Filter these entries down to the lines that hold the word "icon", and show each of them.

++++++++

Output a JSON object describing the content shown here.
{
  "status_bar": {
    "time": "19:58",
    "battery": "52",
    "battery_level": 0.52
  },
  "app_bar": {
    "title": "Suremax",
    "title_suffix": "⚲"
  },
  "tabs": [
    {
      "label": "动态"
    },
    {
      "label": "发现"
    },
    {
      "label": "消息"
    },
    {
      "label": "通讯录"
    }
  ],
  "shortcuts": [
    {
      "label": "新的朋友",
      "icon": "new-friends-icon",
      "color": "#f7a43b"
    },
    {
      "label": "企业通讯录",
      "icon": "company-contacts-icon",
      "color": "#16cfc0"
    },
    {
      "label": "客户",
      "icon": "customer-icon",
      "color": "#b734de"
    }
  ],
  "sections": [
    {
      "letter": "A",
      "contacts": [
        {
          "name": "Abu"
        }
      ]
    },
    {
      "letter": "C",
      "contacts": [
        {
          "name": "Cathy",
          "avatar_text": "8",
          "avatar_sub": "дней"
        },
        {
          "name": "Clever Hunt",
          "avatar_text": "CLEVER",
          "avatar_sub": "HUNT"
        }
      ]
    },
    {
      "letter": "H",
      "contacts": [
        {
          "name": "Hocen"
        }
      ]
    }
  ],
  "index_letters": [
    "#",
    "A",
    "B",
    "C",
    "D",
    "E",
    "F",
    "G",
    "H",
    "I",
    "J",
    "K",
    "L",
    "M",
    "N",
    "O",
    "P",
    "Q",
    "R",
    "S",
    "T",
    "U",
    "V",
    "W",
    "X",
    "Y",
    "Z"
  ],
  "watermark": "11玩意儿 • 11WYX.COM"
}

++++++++

SOLUTION FOR THIS TASK =
      "icon": "new-friends-icon",
      "icon": "company-contacts-icon",
      "icon": "customer-icon",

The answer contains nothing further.